- ASSIGNMENT -
Beginning at the line with "Parse this screenshot: output", output each line to the end of the listing below exactly, please.

RECORDS: Begin

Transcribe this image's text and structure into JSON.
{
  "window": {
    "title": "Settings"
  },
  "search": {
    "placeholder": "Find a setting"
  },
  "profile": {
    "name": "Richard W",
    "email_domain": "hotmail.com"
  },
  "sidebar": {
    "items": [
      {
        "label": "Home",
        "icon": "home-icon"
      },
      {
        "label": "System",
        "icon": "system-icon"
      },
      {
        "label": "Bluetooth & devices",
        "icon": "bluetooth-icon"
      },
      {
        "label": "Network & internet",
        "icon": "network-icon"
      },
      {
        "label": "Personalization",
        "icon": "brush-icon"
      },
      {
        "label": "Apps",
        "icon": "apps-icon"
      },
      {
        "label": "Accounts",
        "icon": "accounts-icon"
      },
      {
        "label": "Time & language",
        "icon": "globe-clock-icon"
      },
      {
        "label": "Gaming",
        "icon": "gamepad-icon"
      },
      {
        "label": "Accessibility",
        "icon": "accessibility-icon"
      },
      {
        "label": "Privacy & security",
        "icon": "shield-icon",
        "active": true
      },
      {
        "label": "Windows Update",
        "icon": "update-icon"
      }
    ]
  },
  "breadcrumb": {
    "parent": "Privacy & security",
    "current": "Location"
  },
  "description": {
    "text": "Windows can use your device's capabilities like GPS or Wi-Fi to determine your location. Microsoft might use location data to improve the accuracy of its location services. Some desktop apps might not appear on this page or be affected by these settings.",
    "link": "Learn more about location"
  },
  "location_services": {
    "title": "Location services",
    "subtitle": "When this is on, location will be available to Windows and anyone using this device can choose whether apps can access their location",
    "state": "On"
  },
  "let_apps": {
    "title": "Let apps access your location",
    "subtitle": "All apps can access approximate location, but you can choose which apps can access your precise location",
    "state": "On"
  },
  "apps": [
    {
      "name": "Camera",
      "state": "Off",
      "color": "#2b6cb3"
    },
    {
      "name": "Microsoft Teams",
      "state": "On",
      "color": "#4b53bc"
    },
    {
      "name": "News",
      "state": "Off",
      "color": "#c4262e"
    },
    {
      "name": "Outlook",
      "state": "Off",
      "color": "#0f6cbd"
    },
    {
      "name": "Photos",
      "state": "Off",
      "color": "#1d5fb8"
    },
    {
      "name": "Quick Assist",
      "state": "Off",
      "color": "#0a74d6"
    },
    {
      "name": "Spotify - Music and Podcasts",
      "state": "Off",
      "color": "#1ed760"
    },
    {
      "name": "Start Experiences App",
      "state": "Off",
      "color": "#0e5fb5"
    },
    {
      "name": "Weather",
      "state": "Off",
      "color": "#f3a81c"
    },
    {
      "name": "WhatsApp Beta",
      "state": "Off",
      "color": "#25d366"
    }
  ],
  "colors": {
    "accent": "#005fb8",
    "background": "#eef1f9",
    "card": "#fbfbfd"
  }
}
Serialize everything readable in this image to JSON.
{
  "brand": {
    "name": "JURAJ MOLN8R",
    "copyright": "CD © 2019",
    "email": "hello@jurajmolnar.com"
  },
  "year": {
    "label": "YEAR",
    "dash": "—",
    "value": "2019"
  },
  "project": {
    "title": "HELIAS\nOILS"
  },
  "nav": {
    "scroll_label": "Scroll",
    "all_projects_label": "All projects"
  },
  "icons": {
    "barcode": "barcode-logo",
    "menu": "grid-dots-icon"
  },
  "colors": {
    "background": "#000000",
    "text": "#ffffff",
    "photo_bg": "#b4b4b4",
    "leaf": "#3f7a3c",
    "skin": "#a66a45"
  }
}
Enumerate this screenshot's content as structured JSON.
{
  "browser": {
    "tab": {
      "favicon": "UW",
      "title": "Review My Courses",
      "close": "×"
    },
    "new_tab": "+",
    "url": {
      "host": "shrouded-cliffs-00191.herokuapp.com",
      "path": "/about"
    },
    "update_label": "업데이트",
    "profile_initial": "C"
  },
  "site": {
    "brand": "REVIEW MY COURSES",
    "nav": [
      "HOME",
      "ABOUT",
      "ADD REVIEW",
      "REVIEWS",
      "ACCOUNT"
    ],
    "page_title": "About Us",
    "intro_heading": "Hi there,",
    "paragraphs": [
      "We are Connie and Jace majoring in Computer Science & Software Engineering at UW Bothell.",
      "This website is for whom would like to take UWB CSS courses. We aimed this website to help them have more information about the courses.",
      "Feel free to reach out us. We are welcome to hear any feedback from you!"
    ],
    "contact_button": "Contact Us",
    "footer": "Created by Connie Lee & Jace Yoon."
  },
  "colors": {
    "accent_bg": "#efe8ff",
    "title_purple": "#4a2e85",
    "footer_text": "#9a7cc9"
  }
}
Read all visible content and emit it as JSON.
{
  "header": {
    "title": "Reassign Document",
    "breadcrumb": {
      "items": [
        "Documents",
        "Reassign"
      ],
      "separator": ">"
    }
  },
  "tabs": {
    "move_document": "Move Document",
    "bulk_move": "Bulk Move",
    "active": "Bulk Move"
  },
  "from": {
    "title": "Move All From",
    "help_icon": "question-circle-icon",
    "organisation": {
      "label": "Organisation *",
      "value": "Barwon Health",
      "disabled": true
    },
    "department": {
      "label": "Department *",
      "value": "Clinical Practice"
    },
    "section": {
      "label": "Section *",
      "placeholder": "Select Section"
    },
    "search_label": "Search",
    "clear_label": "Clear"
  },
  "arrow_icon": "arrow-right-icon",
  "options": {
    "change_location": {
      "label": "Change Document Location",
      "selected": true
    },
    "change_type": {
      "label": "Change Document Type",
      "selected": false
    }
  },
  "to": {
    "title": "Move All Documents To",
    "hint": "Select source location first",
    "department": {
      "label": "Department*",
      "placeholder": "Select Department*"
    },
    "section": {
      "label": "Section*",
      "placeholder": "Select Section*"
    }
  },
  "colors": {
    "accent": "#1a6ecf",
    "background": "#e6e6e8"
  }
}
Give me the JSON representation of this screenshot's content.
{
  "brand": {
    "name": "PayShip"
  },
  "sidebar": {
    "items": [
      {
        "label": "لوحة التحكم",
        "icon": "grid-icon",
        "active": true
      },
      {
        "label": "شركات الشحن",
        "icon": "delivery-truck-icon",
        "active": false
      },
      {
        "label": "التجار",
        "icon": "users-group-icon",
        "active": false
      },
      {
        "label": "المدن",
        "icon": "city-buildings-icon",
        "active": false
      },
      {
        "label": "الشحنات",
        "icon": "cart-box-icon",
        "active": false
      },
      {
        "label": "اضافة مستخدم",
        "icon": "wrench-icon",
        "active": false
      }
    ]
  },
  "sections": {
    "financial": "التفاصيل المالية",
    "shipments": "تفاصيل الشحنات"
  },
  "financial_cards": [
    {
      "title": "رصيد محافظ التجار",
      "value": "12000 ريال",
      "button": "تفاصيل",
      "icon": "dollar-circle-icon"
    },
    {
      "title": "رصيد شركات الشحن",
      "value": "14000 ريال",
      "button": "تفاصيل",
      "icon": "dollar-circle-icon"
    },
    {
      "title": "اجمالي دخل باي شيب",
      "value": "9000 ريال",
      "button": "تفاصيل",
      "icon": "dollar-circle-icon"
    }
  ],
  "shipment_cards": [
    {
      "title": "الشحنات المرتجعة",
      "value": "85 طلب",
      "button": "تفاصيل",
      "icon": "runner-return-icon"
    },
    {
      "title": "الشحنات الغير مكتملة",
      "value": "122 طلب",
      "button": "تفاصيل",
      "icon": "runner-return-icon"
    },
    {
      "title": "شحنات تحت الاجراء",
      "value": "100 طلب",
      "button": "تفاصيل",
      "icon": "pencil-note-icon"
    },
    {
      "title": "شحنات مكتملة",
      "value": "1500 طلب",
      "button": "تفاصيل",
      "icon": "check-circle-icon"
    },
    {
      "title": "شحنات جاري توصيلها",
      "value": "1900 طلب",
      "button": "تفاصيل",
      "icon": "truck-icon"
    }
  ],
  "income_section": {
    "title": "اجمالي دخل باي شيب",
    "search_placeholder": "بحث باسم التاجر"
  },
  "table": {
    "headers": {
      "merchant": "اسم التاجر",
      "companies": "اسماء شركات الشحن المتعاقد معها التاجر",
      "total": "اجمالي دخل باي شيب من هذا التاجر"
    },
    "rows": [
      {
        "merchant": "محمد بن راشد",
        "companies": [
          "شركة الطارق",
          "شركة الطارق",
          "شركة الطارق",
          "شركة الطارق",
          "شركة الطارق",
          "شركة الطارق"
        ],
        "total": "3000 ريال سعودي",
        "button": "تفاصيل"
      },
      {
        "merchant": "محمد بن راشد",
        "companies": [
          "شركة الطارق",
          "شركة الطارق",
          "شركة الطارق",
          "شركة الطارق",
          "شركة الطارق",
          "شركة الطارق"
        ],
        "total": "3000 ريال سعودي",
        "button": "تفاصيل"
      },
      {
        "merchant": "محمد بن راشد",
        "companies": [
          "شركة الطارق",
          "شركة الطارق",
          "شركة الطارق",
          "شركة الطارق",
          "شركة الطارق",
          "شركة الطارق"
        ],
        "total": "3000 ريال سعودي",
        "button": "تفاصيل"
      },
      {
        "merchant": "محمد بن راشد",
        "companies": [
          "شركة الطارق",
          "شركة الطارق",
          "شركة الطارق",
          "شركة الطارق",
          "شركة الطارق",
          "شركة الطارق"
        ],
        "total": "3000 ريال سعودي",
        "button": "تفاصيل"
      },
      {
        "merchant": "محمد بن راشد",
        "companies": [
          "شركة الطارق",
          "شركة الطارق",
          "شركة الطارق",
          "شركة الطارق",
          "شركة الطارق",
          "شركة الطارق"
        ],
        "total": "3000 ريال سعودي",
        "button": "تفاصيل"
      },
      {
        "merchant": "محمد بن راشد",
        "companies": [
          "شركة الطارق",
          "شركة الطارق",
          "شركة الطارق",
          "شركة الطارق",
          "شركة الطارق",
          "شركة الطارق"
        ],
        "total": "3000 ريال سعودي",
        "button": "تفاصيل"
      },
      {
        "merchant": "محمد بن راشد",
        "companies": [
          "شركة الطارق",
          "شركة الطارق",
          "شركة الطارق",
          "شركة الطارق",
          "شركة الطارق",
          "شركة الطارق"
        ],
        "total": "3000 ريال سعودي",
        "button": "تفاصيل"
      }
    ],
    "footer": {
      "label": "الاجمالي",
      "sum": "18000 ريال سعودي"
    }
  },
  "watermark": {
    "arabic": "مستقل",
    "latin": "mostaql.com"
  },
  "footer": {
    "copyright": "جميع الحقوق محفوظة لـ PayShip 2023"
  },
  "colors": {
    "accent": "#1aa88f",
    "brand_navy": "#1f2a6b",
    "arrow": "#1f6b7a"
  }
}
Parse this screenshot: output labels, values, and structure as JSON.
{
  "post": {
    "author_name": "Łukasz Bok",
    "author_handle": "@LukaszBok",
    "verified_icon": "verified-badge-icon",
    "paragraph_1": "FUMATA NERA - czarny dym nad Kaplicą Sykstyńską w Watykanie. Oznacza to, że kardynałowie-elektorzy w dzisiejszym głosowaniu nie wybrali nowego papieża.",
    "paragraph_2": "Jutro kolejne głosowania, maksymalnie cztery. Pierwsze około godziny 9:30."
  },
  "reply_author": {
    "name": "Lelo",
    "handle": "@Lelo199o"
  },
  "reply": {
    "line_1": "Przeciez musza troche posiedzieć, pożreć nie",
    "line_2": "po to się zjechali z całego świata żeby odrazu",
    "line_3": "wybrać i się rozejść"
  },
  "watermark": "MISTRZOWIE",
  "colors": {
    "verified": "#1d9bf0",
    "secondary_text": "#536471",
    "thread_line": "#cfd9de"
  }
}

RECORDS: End

- RESPONSE TO THIS TASK -
Parse this screenshot: output labels, values, and structure as JSON.
{
  "post": {
    "author_name": "Łukasz Bok",
    "author_handle": "@LukaszBok",
    "verified_icon": "verified-badge-icon",
    "paragraph_1": "FUMATA NERA - czarny dym nad Kaplicą Sykstyńską w Watykanie. Oznacza to, że kardynałowie-elektorzy w dzisiejszym głosowaniu nie wybrali nowego papieża.",
    "paragraph_2": "Jutro kolejne głosowania, maksymalnie cztery. Pierwsze około godziny 9:30."
  },
  "reply_author": {
    "name": "Lelo",
    "handle": "@Lelo199o"
  },
  "reply": {
    "line_1": "Przeciez musza troche posiedzieć, pożreć nie",
    "line_2": "po to się zjechali z całego świata żeby odrazu",
    "line_3": "wybrać i się rozejść"
  },
  "watermark": "MISTRZOWIE",
  "colors": {
    "verified": "#1d9bf0",
    "secondary_text": "#536471",
    "thread_line": "#cfd9de"
  }
}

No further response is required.